Individuals of power

Earlier studies of Cerny cemeteries in the Paris Basin distinguish one particular category of "individuals of power" by burying them with arrows, quivers and possibly bows — perhaps thereby identifying them as "hunters."

Those studies showed that  such hunters were always men, with stress markers on their bones that were  consistent with drawing bows, the researchers of the new study noted, writing that. "Together, the recognition given to the masculine, to archery or to hunting, or even more broadly, to the wild world, characterizes the Cerny ideology in the Paris Basin." 

It's not known whether the woman buried at the Cerny cemetery at Fleury-sur-Orne was formally regarded as a "hunter" by her community, but "she was buried with four arrowheads, a type of artifact that is considered to be exclusively male in its associations in the Cerny culture," the researchers wrote in the study.
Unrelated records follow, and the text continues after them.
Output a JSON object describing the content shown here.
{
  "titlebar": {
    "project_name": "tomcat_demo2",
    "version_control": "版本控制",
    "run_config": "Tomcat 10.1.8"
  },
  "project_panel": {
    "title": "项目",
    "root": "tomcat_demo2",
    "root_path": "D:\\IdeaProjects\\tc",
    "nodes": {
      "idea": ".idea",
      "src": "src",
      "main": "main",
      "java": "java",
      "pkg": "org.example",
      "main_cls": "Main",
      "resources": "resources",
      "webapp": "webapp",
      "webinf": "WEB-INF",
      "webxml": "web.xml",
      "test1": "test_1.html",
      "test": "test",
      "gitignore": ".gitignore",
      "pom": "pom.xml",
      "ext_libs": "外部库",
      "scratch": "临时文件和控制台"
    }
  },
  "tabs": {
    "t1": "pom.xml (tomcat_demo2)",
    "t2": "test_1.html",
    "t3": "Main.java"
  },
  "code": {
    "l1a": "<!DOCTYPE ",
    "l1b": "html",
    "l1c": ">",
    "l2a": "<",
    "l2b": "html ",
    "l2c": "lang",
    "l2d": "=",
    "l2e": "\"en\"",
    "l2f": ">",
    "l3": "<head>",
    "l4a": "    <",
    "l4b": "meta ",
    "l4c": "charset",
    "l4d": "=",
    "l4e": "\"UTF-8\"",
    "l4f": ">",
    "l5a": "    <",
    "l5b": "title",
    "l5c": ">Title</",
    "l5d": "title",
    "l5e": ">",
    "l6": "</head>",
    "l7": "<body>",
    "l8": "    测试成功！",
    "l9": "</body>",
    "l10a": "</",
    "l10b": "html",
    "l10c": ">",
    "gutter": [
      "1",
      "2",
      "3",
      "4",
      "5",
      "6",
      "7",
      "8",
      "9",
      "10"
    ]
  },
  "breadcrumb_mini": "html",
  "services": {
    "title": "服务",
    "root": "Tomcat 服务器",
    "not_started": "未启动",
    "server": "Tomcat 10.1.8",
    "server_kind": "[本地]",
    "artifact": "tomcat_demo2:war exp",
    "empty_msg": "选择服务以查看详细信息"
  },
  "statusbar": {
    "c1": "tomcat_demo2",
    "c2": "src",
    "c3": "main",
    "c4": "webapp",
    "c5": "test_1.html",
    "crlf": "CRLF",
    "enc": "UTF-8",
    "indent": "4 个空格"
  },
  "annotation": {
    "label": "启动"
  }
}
This, in turn, implied that her burial at the site was an absolute necessity; and that her gender was "presented as masculine, which has granted her access, through the funerary rites, to this monumental cemetery," they wrote. 

Chris Fowler, a senior lecturer in later prehistoric archaeology at the University of Newcastle in the United Kingdom, who wasn't involved in the latest study but who's led investigations of Neolithic tombs in the UK, noted the woman buried at Fleury-sur-Orne seemed to have been held in the same regard as the men buried there.

He added that the individuals buried in different barrows were unrelated, and that not all members of the much larger community were buried in the barrows.

"It is fascinating that so many lineages shared the same burial ground while selecting, if you like, just one or two representatives from their lineage to be buried at the cemetery marked by these extensive mounds," he told Live Science in an email. "This raises further questions about the social and political dynamics among these lineages."

The study was published on April 21 in the journal Proceedings of the National Academy of Sciences

Originally published on Live Science.

Live Science Contributor

Tom Metcalfe is a freelance journalist and regular Live Science contributor who is based in London in the United Kingdom. Tom writes mainly about science, space, archaeology, the Earth and the oceans. He has also written for the BBC, NBC News, National Geographic, Scientific American, Air & Space, and many others.